Yet, the quality of the French-American bilateral relationship cannot conceal the fact that shared interests and personal connections have not helped to tame the effects of an isolationist and protectionist American foreign policy, nor has it translated into any advancement of multilateral causes or prevented inopportune American meddling in European foreign and internal policies.
At this juncture, France is trying to balance the advantages of a close relationship with an indispensable ally in the fight against terrorism with the reality of a reluctant and disruptive partner that pursues its narrow interests, ignorant to the history of allies and even to the long-term systemic effects on the post-World War II world order.
There is a path forward for France, along with European partners, in dealing with the Trump administration and a more selfish America. It consists of a durable balancing act between interests and principles, national independence and European solidarity, short-term objectives and long-term ambitions. A revamped French strategy for dealing with Trump’s America should be focused on uniting and empowering Europe, taking some distance from the U.S. president, preserving institutions through reform and innovation, and keeping the door open to a healthier relationship with the United States down the line.

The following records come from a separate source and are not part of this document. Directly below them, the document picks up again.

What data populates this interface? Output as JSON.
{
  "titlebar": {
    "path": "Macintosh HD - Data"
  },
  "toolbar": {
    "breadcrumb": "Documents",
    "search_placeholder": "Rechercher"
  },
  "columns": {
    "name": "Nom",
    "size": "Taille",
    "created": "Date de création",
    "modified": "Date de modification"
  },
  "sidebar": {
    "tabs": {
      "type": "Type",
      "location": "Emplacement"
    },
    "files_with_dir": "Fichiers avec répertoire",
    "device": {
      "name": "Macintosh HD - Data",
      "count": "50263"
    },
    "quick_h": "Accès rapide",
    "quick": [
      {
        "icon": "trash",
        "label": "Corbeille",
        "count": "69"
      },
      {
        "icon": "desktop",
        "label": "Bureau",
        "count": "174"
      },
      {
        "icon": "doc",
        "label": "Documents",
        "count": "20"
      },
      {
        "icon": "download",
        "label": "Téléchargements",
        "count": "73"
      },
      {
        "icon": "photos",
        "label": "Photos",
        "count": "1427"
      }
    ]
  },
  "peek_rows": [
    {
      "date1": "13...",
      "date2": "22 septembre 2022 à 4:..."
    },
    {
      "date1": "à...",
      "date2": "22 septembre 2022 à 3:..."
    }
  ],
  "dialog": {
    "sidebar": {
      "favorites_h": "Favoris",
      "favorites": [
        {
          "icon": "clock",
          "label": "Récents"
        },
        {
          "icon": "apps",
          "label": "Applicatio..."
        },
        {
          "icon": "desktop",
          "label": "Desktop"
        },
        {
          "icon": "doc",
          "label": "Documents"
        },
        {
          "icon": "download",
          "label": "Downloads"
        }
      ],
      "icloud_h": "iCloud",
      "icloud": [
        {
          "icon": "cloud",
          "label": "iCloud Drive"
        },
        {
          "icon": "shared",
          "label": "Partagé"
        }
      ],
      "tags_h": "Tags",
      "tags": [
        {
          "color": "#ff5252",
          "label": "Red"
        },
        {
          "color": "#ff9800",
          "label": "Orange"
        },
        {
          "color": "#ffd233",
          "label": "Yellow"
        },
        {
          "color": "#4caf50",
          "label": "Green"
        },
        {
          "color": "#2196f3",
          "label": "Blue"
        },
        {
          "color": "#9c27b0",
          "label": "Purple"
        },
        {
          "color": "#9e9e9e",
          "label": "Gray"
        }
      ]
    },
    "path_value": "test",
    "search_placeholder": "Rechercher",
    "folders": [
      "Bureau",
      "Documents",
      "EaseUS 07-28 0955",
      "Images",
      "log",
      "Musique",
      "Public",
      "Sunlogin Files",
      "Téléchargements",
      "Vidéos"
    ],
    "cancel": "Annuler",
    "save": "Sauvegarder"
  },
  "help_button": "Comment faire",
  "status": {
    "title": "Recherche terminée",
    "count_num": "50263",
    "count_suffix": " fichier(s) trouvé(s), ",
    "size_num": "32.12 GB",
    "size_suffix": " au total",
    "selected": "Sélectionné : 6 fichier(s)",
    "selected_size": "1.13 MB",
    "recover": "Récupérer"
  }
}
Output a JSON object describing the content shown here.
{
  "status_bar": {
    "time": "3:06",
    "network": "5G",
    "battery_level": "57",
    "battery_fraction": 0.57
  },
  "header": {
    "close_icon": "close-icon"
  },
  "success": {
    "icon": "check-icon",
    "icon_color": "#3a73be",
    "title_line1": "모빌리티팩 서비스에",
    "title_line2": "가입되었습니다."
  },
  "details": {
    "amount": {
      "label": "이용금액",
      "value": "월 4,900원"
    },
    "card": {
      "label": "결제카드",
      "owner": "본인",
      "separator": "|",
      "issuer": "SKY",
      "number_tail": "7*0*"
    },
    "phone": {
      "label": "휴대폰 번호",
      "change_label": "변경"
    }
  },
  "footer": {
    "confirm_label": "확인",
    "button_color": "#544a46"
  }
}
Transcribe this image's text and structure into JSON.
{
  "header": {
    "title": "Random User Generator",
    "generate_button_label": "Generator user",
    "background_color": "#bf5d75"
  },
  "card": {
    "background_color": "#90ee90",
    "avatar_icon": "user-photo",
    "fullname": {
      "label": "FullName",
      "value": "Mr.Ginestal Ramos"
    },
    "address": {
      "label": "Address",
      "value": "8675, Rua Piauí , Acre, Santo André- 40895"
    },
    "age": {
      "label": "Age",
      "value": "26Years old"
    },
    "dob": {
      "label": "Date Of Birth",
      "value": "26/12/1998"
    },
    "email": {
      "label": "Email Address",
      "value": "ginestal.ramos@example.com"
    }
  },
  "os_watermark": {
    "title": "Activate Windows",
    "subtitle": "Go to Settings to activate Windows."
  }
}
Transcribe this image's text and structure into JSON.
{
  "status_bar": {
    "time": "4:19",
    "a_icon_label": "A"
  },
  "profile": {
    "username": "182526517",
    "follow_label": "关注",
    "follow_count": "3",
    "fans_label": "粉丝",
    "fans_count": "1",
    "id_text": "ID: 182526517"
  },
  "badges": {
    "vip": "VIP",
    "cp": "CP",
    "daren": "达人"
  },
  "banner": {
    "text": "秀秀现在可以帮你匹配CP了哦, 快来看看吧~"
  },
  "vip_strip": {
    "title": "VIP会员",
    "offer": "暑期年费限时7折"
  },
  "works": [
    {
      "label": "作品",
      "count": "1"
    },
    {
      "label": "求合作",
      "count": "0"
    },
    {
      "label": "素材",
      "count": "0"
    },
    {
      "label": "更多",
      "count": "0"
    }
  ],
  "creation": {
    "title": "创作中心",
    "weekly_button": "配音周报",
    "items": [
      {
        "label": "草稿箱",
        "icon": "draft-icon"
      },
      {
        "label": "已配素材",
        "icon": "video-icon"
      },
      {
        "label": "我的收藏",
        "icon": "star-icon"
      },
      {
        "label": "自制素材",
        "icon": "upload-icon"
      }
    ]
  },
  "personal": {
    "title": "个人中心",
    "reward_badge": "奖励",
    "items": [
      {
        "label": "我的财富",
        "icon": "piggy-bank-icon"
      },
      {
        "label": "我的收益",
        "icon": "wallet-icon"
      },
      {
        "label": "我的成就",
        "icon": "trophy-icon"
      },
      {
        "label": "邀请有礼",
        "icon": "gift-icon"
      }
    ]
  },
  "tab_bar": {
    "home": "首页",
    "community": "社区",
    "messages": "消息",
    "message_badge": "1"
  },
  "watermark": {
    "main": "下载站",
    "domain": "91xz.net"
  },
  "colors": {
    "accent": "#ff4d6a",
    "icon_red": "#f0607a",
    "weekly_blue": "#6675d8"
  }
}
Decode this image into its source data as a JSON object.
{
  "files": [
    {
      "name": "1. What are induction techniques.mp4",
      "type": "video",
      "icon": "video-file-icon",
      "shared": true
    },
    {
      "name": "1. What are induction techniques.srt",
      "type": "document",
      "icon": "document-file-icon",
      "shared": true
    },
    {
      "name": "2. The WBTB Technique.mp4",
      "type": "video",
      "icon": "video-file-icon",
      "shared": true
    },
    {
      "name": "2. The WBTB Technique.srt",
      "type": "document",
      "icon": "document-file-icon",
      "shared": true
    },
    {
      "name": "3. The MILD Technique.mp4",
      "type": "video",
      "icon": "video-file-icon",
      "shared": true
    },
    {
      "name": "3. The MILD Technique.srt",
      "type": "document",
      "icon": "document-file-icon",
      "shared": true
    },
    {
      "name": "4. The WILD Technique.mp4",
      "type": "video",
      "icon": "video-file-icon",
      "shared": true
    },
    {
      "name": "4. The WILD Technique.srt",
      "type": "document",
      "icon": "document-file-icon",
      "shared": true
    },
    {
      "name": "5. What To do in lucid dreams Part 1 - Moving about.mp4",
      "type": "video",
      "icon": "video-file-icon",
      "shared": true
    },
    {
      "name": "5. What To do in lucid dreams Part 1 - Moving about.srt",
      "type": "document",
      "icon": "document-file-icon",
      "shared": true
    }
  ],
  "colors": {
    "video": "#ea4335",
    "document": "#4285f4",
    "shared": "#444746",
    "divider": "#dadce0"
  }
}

As Europeans start taking in the reality of increasing global multipolarity, whereby an aggressive United States continues to dominate, they will have to balance between two parallel roads. They will have to not only gain strategic autonomy to protect themselves against great power competition, but also find partners among like-minded powers (such as Japan, Australia, South Korea, Canada) to hold the fort of multilateralism and international law until a more cooperative United States returns.